§ **EXTRACTED DATA**
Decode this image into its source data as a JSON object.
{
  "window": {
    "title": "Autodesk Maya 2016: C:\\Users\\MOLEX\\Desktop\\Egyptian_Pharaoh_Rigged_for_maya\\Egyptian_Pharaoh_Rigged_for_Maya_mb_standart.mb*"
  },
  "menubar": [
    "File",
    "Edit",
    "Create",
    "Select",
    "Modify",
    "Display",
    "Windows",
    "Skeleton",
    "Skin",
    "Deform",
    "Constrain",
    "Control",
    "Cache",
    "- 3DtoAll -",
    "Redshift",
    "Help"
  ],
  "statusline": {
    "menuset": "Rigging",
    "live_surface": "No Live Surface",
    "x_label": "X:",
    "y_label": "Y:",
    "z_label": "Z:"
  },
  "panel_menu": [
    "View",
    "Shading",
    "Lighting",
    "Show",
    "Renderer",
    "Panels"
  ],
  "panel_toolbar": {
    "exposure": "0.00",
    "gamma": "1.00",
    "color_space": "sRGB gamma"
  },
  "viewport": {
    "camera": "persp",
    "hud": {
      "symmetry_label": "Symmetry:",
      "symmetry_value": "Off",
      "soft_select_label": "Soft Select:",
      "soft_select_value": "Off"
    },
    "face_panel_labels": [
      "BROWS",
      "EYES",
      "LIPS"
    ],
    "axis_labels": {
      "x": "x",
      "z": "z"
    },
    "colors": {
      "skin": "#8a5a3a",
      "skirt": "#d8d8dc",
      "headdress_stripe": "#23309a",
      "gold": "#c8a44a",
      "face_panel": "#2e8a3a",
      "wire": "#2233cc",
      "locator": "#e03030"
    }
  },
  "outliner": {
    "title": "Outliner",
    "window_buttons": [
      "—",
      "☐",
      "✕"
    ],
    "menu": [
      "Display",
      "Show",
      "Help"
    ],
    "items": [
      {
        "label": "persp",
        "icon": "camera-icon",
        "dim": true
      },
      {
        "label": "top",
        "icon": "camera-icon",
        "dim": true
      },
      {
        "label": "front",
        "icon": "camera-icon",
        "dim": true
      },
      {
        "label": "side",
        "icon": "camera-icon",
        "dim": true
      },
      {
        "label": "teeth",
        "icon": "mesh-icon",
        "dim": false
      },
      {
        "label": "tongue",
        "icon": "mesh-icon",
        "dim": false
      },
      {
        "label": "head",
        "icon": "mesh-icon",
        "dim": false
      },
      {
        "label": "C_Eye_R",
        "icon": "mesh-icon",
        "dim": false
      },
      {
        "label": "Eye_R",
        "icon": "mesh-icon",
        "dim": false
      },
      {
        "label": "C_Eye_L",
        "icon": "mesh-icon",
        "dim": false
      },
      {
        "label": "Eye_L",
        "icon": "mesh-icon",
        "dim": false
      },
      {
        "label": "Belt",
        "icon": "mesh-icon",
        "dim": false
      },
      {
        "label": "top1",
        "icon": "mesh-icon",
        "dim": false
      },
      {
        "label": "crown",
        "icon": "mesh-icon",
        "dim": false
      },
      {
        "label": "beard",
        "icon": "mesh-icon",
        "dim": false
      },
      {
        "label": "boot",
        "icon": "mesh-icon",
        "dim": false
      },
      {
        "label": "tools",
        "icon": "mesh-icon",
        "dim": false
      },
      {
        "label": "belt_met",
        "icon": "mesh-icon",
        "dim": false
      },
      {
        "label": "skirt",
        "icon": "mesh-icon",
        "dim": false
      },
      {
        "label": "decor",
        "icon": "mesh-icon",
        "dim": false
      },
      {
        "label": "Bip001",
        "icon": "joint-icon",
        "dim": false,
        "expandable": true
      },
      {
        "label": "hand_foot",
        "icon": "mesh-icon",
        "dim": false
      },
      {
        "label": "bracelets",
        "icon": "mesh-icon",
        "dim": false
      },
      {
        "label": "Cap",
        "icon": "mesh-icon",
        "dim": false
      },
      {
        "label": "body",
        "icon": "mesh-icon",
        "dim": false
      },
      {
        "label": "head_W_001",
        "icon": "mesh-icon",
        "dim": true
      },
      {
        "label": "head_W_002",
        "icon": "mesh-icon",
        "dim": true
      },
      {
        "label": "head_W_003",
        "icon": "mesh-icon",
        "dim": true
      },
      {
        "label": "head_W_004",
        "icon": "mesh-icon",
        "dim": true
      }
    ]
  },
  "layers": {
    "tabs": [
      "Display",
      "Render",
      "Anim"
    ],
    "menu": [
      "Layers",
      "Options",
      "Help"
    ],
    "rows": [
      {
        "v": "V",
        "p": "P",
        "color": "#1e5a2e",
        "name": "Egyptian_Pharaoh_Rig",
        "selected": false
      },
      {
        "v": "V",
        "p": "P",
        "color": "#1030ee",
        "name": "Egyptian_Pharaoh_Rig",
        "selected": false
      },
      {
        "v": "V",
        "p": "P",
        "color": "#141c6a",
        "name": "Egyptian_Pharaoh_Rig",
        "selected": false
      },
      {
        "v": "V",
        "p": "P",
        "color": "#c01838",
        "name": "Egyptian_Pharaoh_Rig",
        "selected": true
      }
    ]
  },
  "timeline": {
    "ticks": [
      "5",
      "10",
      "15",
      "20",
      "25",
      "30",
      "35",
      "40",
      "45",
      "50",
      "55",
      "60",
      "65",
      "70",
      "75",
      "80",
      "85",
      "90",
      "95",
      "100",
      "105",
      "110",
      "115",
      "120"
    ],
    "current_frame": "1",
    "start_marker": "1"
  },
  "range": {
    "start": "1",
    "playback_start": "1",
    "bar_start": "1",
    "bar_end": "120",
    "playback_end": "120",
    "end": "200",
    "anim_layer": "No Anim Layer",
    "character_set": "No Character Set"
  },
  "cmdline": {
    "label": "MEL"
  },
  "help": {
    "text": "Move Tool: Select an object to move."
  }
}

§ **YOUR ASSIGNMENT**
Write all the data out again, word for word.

§ **THE COMPLETED TASK**
Decode this image into its source data as a JSON object.
{
  "window": {
    "title": "Autodesk Maya 2016: C:\\Users\\MOLEX\\Desktop\\Egyptian_Pharaoh_Rigged_for_maya\\Egyptian_Pharaoh_Rigged_for_Maya_mb_standart.mb*"
  },
  "menubar": [
    "File",
    "Edit",
    "Create",
    "Select",
    "Modify",
    "Display",
    "Windows",
    "Skeleton",
    "Skin",
    "Deform",
    "Constrain",
    "Control",
    "Cache",
    "- 3DtoAll -",
    "Redshift",
    "Help"
  ],
  "statusline": {
    "menuset": "Rigging",
    "live_surface": "No Live Surface",
    "x_label": "X:",
    "y_label": "Y:",
    "z_label": "Z:"
  },
  "panel_menu": [
    "View",
    "Shading",
    "Lighting",
    "Show",
    "Renderer",
    "Panels"
  ],
  "panel_toolbar": {
    "exposure": "0.00",
    "gamma": "1.00",
    "color_space": "sRGB gamma"
  },
  "viewport": {
    "camera": "persp",
    "hud": {
      "symmetry_label": "Symmetry:",
      "symmetry_value": "Off",
      "soft_select_label": "Soft Select:",
      "soft_select_value": "Off"
    },
    "face_panel_labels": [
      "BROWS",
      "EYES",
      "LIPS"
    ],
    "axis_labels": {
      "x": "x",
      "z": "z"
    },
    "colors": {
      "skin": "#8a5a3a",
      "skirt": "#d8d8dc",
      "headdress_stripe": "#23309a",
      "gold": "#c8a44a",
      "face_panel": "#2e8a3a",
      "wire": "#2233cc",
      "locator": "#e03030"
    }
  },
  "outliner": {
    "title": "Outliner",
    "window_buttons": [
      "—",
      "☐",
      "✕"
    ],
    "menu": [
      "Display",
      "Show",
      "Help"
    ],
    "items": [
      {
        "label": "persp",
        "icon": "camera-icon",
        "dim": true
      },
      {
        "label": "top",
        "icon": "camera-icon",
        "dim": true
      },
      {
        "label": "front",
        "icon": "camera-icon",
        "dim": true
      },
      {
        "label": "side",
        "icon": "camera-icon",
        "dim": true
      },
      {
        "label": "teeth",
        "icon": "mesh-icon",
        "dim": false
      },
      {
        "label": "tongue",
        "icon": "mesh-icon",
        "dim": false
      },
      {
        "label": "head",
        "icon": "mesh-icon",
        "dim": false
      },
      {
        "label": "C_Eye_R",
        "icon": "mesh-icon",
        "dim": false
      },
      {
        "label": "Eye_R",
        "icon": "mesh-icon",
        "dim": false
      },
      {
        "label": "C_Eye_L",
        "icon": "mesh-icon",
        "dim": false
      },
      {
        "label": "Eye_L",
        "icon": "mesh-icon",
        "dim": false
      },
      {
        "label": "Belt",
        "icon": "mesh-icon",
        "dim": false
      },
      {
        "label": "top1",
        "icon": "mesh-icon",
        "dim": false
      },
      {
        "label": "crown",
        "icon": "mesh-icon",
        "dim": false
      },
      {
        "label": "beard",
        "icon": "mesh-icon",
        "dim": false
      },
      {
        "label": "boot",
        "icon": "mesh-icon",
        "dim": false
      },
      {
        "label": "tools",
        "icon": "mesh-icon",
        "dim": false
      },
      {
        "label": "belt_met",
        "icon": "mesh-icon",
        "dim": false
      },
      {
        "label": "skirt",
        "icon": "mesh-icon",
        "dim": false
      },
      {
        "label": "decor",
        "icon": "mesh-icon",
        "dim": false
      },
      {
        "label": "Bip001",
        "icon": "joint-icon",
        "dim": false,
        "expandable": true
      },
      {
        "label": "hand_foot",
        "icon": "mesh-icon",
        "dim": false
      },
      {
        "label": "bracelets",
        "icon": "mesh-icon",
        "dim": false
      },
      {
        "label": "Cap",
        "icon": "mesh-icon",
        "dim": false
      },
      {
        "label": "body",
        "icon": "mesh-icon",
        "dim": false
      },
      {
        "label": "head_W_001",
        "icon": "mesh-icon",
        "dim": true
      },
      {
        "label": "head_W_002",
        "icon": "mesh-icon",
        "dim": true
      },
      {
        "label": "head_W_003",
        "icon": "mesh-icon",
        "dim": true
      },
      {
        "label": "head_W_004",
        "icon": "mesh-icon",
        "dim": true
      }
    ]
  },
  "layers": {
    "tabs": [
      "Display",
      "Render",
      "Anim"
    ],
    "menu": [
      "Layers",
      "Options",
      "Help"
    ],
    "rows": [
      {
        "v": "V",
        "p": "P",
        "color": "#1e5a2e",
        "name": "Egyptian_Pharaoh_Rig",
        "selected": false
      },
      {
        "v": "V",
        "p": "P",
        "color": "#1030ee",
        "name": "Egyptian_Pharaoh_Rig",
        "selected": false
      },
      {
        "v": "V",
        "p": "P",
        "color": "#141c6a",
        "name": "Egyptian_Pharaoh_Rig",
        "selected": false
      },
      {
        "v": "V",
        "p": "P",
        "color": "#c01838",
        "name": "Egyptian_Pharaoh_Rig",
        "selected": true
      }
    ]
  },
  "timeline": {
    "ticks": [
      "5",
      "10",
      "15",
      "20",
      "25",
      "30",
      "35",
      "40",
      "45",
      "50",
      "55",
      "60",
      "65",
      "70",
      "75",
      "80",
      "85",
      "90",
      "95",
      "100",
      "105",
      "110",
      "115",
      "120"
    ],
    "current_frame": "1",
    "start_marker": "1"
  },
  "range": {
    "start": "1",
    "playback_start": "1",
    "bar_start": "1",
    "bar_end": "120",
    "playback_end": "120",
    "end": "200",
    "anim_layer": "No Anim Layer",
    "character_set": "No Character Set"
  },
  "cmdline": {
    "label": "MEL"
  },
  "help": {
    "text": "Move Tool: Select an object to move."
  }
}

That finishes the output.